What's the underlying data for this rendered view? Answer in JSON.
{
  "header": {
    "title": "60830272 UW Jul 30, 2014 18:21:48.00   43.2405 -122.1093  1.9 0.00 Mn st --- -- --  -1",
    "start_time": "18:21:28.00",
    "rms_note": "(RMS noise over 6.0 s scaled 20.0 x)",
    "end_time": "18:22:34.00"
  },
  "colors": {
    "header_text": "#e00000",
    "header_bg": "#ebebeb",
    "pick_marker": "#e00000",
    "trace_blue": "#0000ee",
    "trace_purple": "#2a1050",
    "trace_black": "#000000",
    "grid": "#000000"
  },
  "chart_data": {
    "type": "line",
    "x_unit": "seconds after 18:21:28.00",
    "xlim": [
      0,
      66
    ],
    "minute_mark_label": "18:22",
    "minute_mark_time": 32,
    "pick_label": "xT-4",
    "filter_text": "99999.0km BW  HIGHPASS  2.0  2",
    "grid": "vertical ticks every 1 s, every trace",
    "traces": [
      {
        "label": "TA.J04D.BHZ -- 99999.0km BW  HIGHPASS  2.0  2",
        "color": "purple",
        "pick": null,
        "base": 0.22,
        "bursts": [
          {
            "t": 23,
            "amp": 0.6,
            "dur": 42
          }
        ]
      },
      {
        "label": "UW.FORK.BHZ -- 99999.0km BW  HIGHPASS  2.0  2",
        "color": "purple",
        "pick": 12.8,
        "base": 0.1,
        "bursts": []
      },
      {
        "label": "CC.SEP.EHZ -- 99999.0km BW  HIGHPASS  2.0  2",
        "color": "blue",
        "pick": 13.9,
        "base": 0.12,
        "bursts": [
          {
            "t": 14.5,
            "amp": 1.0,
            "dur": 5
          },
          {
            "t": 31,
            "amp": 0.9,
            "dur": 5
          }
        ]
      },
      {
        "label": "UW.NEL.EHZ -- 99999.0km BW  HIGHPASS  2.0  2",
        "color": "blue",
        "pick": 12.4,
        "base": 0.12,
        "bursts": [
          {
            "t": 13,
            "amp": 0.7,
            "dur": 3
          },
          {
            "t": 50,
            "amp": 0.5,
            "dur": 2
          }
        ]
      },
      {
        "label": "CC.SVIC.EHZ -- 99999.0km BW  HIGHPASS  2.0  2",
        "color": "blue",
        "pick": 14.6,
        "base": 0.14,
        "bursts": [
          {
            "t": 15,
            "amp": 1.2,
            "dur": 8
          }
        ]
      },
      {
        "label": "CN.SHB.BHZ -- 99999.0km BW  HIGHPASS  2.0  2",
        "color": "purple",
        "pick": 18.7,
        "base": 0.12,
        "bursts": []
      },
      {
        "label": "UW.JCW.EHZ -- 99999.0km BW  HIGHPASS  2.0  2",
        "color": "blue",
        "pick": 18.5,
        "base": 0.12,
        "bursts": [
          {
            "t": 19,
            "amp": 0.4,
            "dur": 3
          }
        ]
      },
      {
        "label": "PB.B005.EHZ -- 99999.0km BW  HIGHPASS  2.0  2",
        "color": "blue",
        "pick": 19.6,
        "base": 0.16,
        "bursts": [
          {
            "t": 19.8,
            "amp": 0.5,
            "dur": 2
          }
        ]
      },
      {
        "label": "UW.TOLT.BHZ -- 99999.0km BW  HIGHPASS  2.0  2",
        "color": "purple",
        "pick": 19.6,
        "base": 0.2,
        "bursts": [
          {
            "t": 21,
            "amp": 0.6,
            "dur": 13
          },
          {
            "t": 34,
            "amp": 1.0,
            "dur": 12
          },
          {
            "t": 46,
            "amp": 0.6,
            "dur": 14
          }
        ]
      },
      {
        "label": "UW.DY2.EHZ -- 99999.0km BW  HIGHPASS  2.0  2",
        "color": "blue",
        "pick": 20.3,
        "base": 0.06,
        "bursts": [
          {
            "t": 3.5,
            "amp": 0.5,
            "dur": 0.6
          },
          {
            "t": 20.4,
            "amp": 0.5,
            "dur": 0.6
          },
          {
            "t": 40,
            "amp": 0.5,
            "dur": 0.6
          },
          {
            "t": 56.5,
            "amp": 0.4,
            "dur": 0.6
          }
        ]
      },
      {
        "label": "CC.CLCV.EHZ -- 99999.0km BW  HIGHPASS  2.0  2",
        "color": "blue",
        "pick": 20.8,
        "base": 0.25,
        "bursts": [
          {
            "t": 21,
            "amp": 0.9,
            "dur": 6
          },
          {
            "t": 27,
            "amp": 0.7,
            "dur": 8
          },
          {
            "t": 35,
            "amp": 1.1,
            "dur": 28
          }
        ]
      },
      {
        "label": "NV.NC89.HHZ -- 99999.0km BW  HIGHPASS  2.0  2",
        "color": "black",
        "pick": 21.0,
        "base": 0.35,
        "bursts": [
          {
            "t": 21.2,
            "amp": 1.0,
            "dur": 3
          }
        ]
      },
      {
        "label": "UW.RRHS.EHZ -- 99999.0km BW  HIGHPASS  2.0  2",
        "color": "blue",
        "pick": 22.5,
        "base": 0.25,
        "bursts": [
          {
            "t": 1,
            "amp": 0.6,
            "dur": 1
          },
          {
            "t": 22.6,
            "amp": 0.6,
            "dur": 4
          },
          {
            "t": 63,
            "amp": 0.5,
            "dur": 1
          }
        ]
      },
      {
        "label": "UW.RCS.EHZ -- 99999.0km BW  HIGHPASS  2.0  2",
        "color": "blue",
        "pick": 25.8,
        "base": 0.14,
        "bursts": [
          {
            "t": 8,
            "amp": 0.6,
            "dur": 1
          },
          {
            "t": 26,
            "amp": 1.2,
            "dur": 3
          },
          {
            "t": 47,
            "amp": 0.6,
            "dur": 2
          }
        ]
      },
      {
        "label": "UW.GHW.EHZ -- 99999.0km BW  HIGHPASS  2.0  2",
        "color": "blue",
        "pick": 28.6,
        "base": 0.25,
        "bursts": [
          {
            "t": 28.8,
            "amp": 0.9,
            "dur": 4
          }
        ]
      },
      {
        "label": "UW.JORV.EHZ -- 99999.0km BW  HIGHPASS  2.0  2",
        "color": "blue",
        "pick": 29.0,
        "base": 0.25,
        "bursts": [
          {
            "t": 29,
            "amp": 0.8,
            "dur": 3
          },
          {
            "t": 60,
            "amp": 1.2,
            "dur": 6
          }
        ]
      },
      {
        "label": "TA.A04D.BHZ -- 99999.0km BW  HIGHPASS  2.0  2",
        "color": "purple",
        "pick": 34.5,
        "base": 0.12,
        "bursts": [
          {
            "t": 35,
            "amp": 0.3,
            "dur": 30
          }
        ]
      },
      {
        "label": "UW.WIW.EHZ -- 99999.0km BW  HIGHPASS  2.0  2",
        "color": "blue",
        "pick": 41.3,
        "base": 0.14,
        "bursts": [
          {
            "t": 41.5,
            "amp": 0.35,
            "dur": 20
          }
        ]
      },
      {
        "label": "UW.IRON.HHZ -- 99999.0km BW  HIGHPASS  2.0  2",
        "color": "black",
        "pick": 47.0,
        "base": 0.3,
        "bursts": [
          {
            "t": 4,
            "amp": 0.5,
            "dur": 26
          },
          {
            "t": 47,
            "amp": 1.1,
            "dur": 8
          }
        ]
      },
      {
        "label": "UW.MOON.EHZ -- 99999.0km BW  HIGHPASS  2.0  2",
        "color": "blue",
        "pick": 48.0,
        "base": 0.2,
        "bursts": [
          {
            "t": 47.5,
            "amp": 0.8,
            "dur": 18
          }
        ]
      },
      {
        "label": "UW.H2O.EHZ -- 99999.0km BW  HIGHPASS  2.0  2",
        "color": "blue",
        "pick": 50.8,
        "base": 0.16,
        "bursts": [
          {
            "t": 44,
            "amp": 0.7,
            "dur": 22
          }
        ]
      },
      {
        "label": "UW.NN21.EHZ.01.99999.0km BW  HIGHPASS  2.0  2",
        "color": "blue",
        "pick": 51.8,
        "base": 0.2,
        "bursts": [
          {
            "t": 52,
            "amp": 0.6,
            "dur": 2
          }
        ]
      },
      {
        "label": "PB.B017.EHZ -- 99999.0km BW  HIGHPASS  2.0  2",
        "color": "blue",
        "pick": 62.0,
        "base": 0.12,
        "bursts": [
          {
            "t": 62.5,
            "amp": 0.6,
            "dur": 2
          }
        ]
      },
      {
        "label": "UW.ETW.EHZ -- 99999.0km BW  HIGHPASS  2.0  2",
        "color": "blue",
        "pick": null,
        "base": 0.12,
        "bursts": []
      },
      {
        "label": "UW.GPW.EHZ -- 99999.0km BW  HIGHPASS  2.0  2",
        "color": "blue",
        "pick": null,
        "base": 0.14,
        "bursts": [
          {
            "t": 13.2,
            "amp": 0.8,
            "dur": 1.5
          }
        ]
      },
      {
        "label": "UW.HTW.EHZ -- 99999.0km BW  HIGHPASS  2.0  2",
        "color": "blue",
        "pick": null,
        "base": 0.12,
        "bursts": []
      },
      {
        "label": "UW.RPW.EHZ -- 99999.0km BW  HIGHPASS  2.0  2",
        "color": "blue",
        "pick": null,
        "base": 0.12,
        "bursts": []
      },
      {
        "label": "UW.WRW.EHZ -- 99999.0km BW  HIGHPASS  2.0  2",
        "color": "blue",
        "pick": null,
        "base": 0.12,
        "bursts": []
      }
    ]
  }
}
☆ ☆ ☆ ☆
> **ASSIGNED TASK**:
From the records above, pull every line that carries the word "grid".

> **SOLVED PROBLEM**:
    "grid": "#000000"
    "grid": "vertical ticks every 1 s, every trace",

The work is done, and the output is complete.